What is being asked ▸ Read through the data and report every line in which the word "JSON" occurs.

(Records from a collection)
____

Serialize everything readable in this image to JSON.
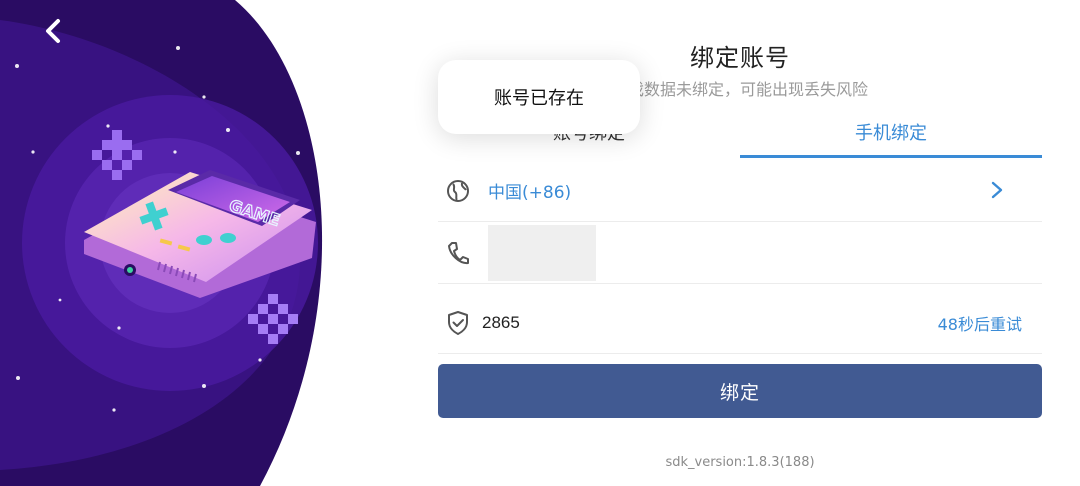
{
  "header": {
    "title": "绑定账号",
    "subtitle": "游戏数据未绑定，可能出现丢失风险"
  },
  "tabs": [
    {
      "label": "账号绑定",
      "active": false
    },
    {
      "label": "手机绑定",
      "active": true
    }
  ],
  "form": {
    "region": "中国(+86)",
    "phone_value": "",
    "code_value": "2865",
    "resend_label": "48秒后重试"
  },
  "bind_button": {
    "label": "绑定"
  },
  "version": "sdk_version:1.8.3(188)",
  "toast": {
    "message": "账号已存在"
  },
  "art": {
    "device_label": "GAME"
  },
  "colors": {
    "accent": "#3a8bd6",
    "button": "#415a92",
    "panel_dark": "#2a0c63",
    "panel_mid": "#4a1aa0"
  },
  "icons": {
    "back": "back-arrow-icon",
    "region": "globe-icon",
    "phone": "phone-icon",
    "code": "shield-check-icon",
    "chevron": "chevron-right-icon"
  }
}
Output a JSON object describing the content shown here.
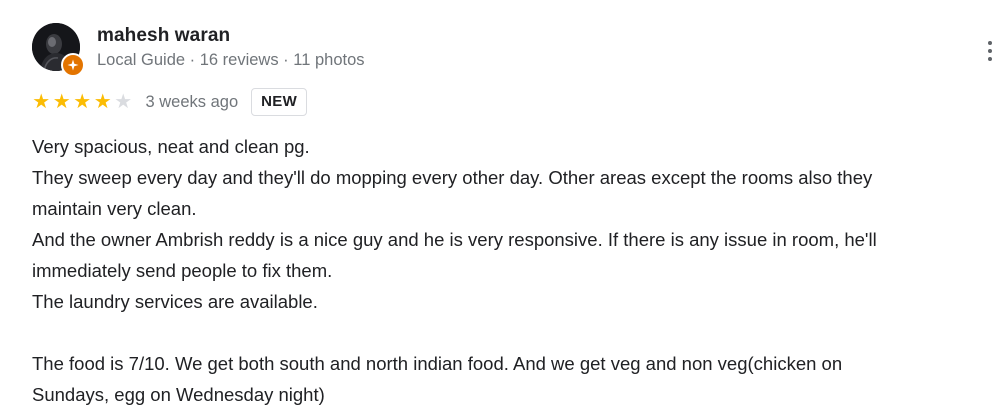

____

Result for this task ▸
Serialize everything readable in this image to JSON.
Output a JSON object describing the content shown here.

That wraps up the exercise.